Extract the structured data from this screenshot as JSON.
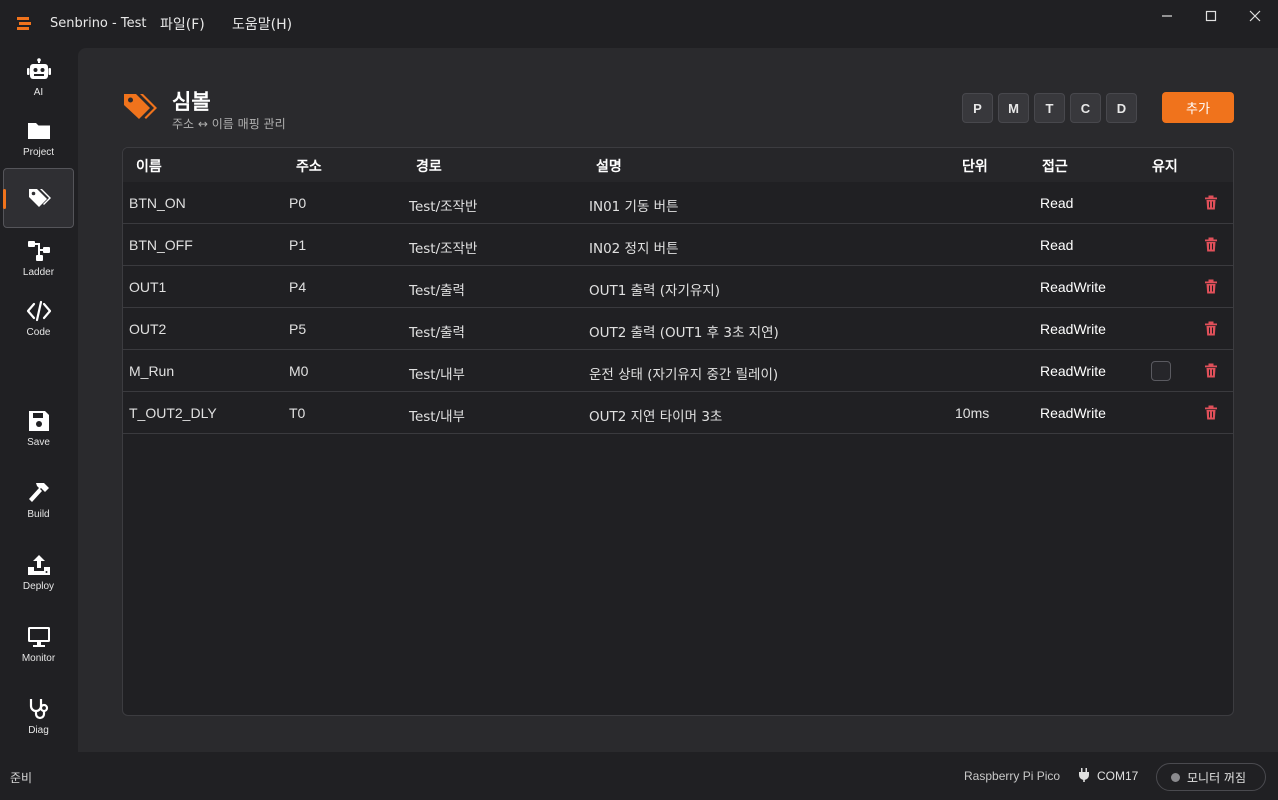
{
  "window": {
    "title": "Senbrino - Test",
    "menu": [
      "파일(F)",
      "도움말(H)"
    ]
  },
  "sidebar": {
    "items": [
      {
        "label": "AI",
        "icon": "robot-icon"
      },
      {
        "label": "Project",
        "icon": "folder-icon"
      },
      {
        "label": "",
        "icon": "tags-icon",
        "active": true
      },
      {
        "label": "Ladder",
        "icon": "ladder-icon"
      },
      {
        "label": "Code",
        "icon": "code-icon"
      },
      {
        "label": "Save",
        "icon": "save-icon"
      },
      {
        "label": "Build",
        "icon": "hammer-icon"
      },
      {
        "label": "Deploy",
        "icon": "upload-icon"
      },
      {
        "label": "Monitor",
        "icon": "monitor-icon"
      },
      {
        "label": "Diag",
        "icon": "stethoscope-icon"
      }
    ]
  },
  "header": {
    "title": "심볼",
    "subtitle": "주소 ↔ 이름 매핑 관리",
    "filters": [
      "P",
      "M",
      "T",
      "C",
      "D"
    ],
    "add_label": "추가"
  },
  "table": {
    "columns": [
      "이름",
      "주소",
      "경로",
      "설명",
      "단위",
      "접근",
      "유지"
    ],
    "rows": [
      {
        "name": "BTN_ON",
        "address": "P0",
        "path": "Test/조작반",
        "description": "IN01 기동 버튼",
        "unit": "",
        "access": "Read",
        "retain_checkbox": false
      },
      {
        "name": "BTN_OFF",
        "address": "P1",
        "path": "Test/조작반",
        "description": "IN02 정지 버튼",
        "unit": "",
        "access": "Read",
        "retain_checkbox": false
      },
      {
        "name": "OUT1",
        "address": "P4",
        "path": "Test/출력",
        "description": "OUT1 출력 (자기유지)",
        "unit": "",
        "access": "ReadWrite",
        "retain_checkbox": false
      },
      {
        "name": "OUT2",
        "address": "P5",
        "path": "Test/출력",
        "description": "OUT2 출력 (OUT1 후 3초 지연)",
        "unit": "",
        "access": "ReadWrite",
        "retain_checkbox": false
      },
      {
        "name": "M_Run",
        "address": "M0",
        "path": "Test/내부",
        "description": "운전 상태 (자기유지 중간 릴레이)",
        "unit": "",
        "access": "ReadWrite",
        "retain_checkbox": true
      },
      {
        "name": "T_OUT2_DLY",
        "address": "T0",
        "path": "Test/내부",
        "description": "OUT2 지연 타이머 3초",
        "unit": "10ms",
        "access": "ReadWrite",
        "retain_checkbox": false
      }
    ]
  },
  "status": {
    "text": "준비",
    "board": "Raspberry Pi Pico",
    "port": "COM17",
    "monitor_label": "모니터 꺼짐"
  },
  "colors": {
    "accent": "#f0731c",
    "delete": "#e0505a"
  }
}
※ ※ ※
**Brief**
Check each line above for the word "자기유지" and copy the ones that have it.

**Answer to this problem**
        "description": "OUT1 출력 (자기유지)",
        "description": "운전 상태 (자기유지 중간 릴레이)",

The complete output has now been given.